The leaves in the above image were chosen by one of Taiwan's leading tea professionals who used his personal expertise in carefully roasting them to stabilize their constitution and bring their flavor to its fullest profile. This professional works with local farmers in the renowned village of Zhangshuhu on an annual basis to produce batches of tea that win the highest awards of the largest Oolong tea competitions in the world. The leaves must be properly cultivated, and most importantly properly oxidized before being slightly roasted for the Meishan Farmers' Association Competition.
Sufficient and competent oxidation of the leaves results in a full flavor profile and a balanced brew. It is also necessary for producing optimal results in roasting the leaves after they are rolled and dried.
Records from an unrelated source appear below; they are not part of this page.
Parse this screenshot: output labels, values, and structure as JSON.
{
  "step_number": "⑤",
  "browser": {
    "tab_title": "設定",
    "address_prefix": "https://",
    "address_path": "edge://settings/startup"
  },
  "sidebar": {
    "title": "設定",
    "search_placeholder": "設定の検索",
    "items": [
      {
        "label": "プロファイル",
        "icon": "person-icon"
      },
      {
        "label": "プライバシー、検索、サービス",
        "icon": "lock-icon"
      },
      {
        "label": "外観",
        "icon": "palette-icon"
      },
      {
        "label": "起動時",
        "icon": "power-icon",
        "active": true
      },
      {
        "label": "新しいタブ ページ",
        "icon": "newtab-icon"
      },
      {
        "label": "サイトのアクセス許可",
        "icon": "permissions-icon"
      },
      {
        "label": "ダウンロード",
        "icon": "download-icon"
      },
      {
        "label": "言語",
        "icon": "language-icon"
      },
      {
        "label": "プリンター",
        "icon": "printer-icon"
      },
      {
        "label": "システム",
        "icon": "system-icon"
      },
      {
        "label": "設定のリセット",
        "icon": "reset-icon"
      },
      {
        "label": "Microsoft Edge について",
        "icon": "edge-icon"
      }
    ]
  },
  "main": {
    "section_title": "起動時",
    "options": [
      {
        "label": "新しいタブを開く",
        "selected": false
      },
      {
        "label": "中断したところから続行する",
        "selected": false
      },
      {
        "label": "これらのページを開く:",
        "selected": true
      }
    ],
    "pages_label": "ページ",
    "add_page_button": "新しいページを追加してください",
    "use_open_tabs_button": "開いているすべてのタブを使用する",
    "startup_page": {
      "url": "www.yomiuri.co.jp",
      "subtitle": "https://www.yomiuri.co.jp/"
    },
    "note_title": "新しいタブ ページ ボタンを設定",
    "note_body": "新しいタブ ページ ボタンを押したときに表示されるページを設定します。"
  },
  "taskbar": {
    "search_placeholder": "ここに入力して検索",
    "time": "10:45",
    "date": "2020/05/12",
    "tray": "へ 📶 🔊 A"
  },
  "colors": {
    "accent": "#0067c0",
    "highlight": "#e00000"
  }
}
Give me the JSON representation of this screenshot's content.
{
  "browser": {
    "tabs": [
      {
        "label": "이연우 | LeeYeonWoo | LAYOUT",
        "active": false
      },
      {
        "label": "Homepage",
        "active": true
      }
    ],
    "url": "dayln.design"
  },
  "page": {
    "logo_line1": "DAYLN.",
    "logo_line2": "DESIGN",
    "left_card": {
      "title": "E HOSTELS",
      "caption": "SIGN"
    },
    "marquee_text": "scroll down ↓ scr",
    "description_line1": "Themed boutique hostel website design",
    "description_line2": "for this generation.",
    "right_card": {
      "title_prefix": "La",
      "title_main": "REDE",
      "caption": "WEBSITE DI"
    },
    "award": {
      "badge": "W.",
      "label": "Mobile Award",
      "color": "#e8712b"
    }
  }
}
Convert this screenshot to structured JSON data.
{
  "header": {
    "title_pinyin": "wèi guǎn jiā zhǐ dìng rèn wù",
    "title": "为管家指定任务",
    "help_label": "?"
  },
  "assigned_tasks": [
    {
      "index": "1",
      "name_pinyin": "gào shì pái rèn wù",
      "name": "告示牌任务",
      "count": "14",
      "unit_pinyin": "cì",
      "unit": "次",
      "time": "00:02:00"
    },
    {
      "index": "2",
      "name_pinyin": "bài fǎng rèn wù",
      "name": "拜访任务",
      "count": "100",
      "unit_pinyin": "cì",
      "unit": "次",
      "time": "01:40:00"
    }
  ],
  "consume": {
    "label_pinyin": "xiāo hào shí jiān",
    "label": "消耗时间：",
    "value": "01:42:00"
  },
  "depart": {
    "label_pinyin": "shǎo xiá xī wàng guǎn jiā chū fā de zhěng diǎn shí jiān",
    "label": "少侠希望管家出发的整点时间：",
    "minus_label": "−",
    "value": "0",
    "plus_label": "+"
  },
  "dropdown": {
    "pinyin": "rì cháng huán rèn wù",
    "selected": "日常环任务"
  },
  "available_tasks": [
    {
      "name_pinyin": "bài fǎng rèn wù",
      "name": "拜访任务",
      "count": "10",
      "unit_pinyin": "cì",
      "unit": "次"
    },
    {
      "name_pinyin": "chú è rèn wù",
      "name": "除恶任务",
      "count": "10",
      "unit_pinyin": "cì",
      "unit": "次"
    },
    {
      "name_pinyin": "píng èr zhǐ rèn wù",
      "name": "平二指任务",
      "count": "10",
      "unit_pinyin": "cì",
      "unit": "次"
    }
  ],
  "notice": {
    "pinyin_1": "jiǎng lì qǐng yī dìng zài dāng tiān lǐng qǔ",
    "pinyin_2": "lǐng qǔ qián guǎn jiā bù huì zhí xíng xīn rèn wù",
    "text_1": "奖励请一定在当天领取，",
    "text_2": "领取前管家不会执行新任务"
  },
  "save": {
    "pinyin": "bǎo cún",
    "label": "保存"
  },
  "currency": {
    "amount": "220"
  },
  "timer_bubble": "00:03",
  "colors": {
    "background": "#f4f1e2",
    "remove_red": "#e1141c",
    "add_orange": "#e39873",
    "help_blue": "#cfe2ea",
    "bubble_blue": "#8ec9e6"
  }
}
The level of roasting that these leaves have undergone is almost undetectable, unless they are compared side by side with a brew of unroasted leaves. The standard of quality set for this competition has evolved in recent years to require a subtle roasting process that cures and stabilizes the constitution of the tea leaves.
This combination of oxidized leaves with a slight roasting offers a balanced flavor profile that turns the fresh green quality into a sweeter, softer character that is complex and substantial. Instead of the herbal aroma of an unroasted High Mountain Oolong, there is a balanced, floral/vegetal quality with a touch of fresh pastry in the finish. Overall, it is soothing and satisfying in our experience. And due to the mellowed quality, we like to brew this tea type a bit more strongly than an unroasted Oolong. It can handle a more concentrated brew without becoming bitter or astringent. So we invite you to play with the amount of tea leaves you use to discover the spectrum of flavor and character they offer at varied concentrations. This is the privilege that is offered with a fine quality Oolong. There is a range of flavor qualities that can be enjoyed based on how you brew it.
We invite you to share your experience of this month's batch of tea that we are sharing exclusively with the Eco-Cha Tea Club. Post your comments, photos, and videos here for all of us to appreciate and learn from, and we'll see you next month!
Comments will be approved before showing up.
This month's batch of tea being shared with the Eco-Cha Tea Club was made by Mr. Su — an 80 year-old artisan of traditional Dong Ding Oolong Tea. He planted a plot of the Tie Guan Yin strain in his backyard several years ago, and this is the second time we've sourced this tea type from him. Mr. Su is our favorite representative of traditionally made tea in Taiwan, and it brings us a special kind of joy to be able to share his tea with our tea club members.
This batch has a particularly sweet character, with slightly tangy, fruity notes and a pleasantly clean lingering aftertaste. It has just enough of that cured, almost fermented character that makes it reminiscent of a traditionally made Tie Guan Yin Oolong. But given that it was only roasted once, it maintains a mild flavor profile similar to a Hong Shui Oolong.